— WHAT TO DO —
Your answer must be every line of the data that contains "tcai".

— INPUT —
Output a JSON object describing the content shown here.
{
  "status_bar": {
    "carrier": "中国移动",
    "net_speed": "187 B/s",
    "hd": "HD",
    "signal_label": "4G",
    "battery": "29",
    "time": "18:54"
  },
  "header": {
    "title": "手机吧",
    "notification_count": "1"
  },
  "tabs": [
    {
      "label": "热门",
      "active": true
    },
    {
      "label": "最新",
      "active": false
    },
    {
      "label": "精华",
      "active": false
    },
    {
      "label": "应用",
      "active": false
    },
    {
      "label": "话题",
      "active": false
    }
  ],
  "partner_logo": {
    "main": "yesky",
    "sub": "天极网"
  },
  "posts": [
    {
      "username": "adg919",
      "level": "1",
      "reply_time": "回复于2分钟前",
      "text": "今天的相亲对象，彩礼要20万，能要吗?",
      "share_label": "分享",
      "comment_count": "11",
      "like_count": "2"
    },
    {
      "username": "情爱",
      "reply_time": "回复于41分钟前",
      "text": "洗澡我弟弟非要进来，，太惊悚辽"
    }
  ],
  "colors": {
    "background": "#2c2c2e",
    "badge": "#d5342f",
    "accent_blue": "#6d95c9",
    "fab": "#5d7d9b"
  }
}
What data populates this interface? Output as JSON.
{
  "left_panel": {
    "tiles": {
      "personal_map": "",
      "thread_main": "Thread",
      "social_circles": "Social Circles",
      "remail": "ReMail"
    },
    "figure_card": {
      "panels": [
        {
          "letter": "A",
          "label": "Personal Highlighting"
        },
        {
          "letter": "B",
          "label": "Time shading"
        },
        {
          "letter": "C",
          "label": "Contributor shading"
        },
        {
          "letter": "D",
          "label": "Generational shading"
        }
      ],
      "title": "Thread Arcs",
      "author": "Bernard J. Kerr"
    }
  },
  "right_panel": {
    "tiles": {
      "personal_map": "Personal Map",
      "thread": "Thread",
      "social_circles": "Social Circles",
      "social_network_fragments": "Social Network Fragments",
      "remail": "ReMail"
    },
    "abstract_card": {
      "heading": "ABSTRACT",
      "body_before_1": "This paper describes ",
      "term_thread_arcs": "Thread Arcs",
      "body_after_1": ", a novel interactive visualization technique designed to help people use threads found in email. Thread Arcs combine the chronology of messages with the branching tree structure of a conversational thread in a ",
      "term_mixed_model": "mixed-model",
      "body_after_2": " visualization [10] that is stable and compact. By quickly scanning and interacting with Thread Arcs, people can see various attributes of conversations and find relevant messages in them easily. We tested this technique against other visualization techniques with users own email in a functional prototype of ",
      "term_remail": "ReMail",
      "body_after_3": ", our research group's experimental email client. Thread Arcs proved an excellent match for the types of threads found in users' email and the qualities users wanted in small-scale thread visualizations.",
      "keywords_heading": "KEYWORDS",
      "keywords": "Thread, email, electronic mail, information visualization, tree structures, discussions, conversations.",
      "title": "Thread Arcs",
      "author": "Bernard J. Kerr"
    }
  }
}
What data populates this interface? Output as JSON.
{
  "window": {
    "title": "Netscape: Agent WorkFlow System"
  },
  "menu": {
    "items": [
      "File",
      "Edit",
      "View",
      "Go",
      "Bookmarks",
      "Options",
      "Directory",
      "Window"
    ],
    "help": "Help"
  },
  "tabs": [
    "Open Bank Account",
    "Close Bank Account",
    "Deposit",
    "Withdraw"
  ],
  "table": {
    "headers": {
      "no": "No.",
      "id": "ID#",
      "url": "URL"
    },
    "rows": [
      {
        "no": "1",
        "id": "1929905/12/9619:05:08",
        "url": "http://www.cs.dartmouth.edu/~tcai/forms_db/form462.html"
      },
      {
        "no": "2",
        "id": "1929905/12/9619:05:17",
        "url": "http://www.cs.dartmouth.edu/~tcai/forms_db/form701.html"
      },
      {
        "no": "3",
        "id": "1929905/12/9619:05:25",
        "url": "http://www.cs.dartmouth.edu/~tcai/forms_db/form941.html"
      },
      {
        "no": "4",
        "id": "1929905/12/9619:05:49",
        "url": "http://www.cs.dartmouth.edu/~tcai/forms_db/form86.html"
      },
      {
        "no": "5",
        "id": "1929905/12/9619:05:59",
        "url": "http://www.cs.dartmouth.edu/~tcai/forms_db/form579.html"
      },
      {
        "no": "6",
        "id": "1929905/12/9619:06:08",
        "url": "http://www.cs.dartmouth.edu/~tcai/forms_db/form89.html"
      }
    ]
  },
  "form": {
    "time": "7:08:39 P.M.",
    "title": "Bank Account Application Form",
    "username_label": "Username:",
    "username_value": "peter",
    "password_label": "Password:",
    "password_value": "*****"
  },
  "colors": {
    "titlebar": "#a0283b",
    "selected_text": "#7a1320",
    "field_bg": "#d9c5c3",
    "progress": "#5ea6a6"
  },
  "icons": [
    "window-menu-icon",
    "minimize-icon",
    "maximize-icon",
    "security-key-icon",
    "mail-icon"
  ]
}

— TASK OUTPUT —
        "url": "http://www.cs.dartmouth.edu/~tcai/forms_db/form462.html"
        "url": "http://www.cs.dartmouth.edu/~tcai/forms_db/form701.html"
        "url": "http://www.cs.dartmouth.edu/~tcai/forms_db/form941.html"
        "url": "http://www.cs.dartmouth.edu/~tcai/forms_db/form86.html"
        "url": "http://www.cs.dartmouth.edu/~tcai/forms_db/form579.html"
        "url": "http://www.cs.dartmouth.edu/~tcai/forms_db/form89.html"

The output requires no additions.